So what have the American breeders done to change the Belgian?
In 1914, World War I brought all importations to a complete halt and American Belgian breeders were on their own with no new horses from Europe to breed to. Fortunately, they had plenty of horses already in the U.S. with which to develop their own style of Belgian horse, which they did. The post war depression in agriculture slowed the purebred Belgian business for a few years but by 1925, annual registrations rose to over 1,000 horses. On the 50th anniversary of the Belgian Draft Horse Corporation of America (BDHCA), a pre-World War II high of 3,196 Belgians was recorded in 1937. But with World War II, importation again stopped.
Today's American Belgian is a big, powerful horse that stands 16.2 - 17 hands high, and retains the draft style, with a deep, strong foot, a lot of heavy bone and muscling. They have developed a horse with far more style, particularly in the head and neck, with the head being comparatively small and refined with an intelligent facial expression.
The Belgian Draft seen in the United States these days is not as "massive" as the Brabant, but still retains the proportions of the Brabant. The body is compact with a short, wide back and powerful loins. There is more slope to both shoulder and pastern, and the good clean, flat bone that goes hand in hand with such qualities. The quarters are massive, with a characteristic "double muscling" over the croup. The gaskins are heavily muscled and the legs are short and strong. The hooves are medium sized, for a draft horse, with only limited "feathering".

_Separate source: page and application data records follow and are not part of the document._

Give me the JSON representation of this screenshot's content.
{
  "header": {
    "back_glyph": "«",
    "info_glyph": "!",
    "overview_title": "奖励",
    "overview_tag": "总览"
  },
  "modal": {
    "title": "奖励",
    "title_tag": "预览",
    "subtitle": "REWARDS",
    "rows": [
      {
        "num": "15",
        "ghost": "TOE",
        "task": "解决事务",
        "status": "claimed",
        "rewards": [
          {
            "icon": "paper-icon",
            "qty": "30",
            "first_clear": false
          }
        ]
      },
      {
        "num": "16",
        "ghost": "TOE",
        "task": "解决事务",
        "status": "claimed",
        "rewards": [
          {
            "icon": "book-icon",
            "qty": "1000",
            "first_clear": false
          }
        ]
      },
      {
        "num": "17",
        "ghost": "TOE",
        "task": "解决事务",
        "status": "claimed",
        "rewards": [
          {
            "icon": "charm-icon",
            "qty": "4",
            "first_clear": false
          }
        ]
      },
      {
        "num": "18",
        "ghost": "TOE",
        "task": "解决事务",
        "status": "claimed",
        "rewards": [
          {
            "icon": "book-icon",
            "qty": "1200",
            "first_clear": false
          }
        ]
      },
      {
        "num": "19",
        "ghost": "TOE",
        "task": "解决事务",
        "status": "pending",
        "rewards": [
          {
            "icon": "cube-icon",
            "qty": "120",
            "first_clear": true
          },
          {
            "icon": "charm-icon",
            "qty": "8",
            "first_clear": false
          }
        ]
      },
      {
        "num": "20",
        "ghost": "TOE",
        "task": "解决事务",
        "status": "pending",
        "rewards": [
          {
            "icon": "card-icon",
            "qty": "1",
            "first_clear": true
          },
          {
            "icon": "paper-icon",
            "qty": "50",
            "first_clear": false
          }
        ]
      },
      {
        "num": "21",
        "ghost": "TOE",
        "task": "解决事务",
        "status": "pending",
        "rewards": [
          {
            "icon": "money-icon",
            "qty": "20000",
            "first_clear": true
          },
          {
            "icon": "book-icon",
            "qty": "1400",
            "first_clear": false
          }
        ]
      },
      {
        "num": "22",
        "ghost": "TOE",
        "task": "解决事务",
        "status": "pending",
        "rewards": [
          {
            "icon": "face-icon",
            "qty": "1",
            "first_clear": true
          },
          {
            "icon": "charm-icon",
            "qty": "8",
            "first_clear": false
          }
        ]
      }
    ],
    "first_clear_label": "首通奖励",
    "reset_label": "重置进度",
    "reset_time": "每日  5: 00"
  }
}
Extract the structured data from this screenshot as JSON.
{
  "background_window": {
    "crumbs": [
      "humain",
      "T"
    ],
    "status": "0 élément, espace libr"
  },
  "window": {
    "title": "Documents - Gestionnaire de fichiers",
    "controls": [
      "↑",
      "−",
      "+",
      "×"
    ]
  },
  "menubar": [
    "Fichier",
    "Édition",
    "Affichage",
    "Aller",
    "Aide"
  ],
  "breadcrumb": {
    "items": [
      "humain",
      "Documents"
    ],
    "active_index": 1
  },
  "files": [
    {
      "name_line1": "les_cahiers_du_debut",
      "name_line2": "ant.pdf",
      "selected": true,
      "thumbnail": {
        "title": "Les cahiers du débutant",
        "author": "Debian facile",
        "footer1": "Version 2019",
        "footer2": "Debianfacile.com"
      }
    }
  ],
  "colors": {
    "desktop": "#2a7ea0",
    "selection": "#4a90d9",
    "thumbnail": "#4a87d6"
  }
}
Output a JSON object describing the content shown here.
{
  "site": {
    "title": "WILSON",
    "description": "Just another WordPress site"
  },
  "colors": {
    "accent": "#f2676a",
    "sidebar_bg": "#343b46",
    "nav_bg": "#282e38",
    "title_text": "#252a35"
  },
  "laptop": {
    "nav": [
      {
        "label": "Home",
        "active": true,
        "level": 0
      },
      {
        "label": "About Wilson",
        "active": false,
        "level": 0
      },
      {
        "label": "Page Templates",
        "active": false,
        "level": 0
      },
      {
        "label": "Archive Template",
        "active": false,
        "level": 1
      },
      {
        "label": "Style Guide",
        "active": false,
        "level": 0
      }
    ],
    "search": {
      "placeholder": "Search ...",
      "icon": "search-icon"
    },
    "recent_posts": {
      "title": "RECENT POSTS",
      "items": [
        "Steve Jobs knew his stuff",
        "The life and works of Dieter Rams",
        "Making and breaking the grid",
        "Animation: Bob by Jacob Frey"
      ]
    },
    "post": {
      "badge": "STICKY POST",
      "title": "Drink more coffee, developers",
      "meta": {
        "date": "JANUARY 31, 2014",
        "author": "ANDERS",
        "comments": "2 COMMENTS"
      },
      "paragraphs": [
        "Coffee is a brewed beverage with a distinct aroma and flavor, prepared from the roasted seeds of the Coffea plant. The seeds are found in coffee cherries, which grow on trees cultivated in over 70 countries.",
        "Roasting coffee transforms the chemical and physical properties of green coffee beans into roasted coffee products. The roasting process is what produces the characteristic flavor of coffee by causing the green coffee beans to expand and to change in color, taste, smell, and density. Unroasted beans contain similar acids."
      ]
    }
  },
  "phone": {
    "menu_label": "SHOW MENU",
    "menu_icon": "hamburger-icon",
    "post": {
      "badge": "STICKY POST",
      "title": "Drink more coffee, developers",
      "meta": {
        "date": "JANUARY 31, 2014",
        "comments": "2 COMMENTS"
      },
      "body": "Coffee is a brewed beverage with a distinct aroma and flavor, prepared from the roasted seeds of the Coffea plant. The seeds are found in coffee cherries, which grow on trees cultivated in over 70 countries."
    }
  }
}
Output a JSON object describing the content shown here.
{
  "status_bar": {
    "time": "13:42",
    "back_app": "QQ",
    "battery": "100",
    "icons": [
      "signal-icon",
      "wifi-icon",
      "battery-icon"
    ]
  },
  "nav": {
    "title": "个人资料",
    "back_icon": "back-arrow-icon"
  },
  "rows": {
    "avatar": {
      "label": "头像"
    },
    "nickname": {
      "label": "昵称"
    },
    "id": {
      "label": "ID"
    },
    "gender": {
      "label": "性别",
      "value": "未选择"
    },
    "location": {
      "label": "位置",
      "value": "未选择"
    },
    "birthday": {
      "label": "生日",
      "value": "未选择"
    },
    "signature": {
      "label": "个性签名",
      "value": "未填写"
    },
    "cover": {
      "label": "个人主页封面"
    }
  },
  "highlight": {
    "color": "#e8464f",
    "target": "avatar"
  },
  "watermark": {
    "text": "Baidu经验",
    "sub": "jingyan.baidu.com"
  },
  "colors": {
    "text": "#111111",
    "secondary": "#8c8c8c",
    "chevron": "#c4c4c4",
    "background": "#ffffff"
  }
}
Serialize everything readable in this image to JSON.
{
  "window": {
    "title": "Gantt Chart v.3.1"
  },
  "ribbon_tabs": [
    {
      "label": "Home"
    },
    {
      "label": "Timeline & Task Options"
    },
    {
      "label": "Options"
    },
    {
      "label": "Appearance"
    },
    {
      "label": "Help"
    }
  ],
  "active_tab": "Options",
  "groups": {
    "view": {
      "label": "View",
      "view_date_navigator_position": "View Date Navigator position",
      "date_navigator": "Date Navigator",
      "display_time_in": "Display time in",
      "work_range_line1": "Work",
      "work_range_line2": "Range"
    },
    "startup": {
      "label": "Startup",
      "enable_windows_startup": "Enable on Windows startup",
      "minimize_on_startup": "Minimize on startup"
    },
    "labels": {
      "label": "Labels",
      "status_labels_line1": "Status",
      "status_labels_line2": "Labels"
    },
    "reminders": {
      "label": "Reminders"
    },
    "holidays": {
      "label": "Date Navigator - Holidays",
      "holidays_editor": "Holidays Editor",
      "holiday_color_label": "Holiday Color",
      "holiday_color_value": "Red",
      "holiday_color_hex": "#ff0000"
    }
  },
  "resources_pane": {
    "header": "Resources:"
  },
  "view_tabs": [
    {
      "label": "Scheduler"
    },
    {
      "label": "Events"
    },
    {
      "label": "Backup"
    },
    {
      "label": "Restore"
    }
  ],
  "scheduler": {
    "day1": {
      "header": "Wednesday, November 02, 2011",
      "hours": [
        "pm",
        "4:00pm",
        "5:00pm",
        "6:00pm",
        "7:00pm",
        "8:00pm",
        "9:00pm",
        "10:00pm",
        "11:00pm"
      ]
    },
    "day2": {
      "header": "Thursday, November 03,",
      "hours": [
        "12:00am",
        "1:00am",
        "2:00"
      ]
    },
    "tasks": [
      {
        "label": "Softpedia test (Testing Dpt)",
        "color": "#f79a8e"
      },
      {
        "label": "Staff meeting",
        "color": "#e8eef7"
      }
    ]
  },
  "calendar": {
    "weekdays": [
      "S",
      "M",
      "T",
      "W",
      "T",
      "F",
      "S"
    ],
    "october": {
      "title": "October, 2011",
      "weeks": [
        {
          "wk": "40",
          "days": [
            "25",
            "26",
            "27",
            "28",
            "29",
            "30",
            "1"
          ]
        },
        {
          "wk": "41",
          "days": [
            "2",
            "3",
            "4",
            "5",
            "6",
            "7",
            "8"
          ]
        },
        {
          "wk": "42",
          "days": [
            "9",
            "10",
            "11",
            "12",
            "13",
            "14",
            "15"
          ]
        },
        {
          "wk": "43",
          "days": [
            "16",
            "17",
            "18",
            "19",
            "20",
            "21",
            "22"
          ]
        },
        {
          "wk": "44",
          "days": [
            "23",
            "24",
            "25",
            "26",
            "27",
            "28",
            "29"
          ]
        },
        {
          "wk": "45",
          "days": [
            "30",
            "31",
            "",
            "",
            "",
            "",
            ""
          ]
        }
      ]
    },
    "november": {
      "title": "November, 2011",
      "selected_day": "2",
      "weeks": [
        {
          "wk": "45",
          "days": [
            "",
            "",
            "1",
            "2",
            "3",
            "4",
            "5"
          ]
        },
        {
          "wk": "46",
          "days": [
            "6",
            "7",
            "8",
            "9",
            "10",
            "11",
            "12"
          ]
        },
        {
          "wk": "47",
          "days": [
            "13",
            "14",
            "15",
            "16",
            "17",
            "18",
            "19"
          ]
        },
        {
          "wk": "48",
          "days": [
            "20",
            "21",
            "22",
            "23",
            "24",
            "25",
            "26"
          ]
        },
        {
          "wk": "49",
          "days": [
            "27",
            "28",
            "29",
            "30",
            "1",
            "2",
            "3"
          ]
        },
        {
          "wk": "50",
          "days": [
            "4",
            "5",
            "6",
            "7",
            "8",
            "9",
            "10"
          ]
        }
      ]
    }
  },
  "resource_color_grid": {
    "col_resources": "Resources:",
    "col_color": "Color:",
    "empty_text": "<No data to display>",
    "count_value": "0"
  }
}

And along with the changes in conformation, a color change also occurred. The original imports to America were available in many colors. About half of the first U.S. imports were bay and bay-brown, followed by roan, chestnut sorrel, black, and even a few grays. There was no particular color to the Belgian in the beginning, but by the 1920's and 1930's, the breed had pretty well become just sorrels and roans. Now, however, the American Belgian horse has become a one-color breed, and it is the chestnut-sorrel color that is preferred by Americans. A chestnut or sorrel team with snow-white manes and tails, with a white blaze in the face and four white stockings is the ultimate in draft horse style to the American Belgian owners.
The modern American Belgian draft horse is still a great worker, and a willing one, and they have become great wagon horses. They are equally effective in pulling competitions as in hitch competitions. The qualities as an easy keeper and a good shipper, as well as having a kind temperament and amiable disposition make the American Belgian easy to handle, in spite of the size.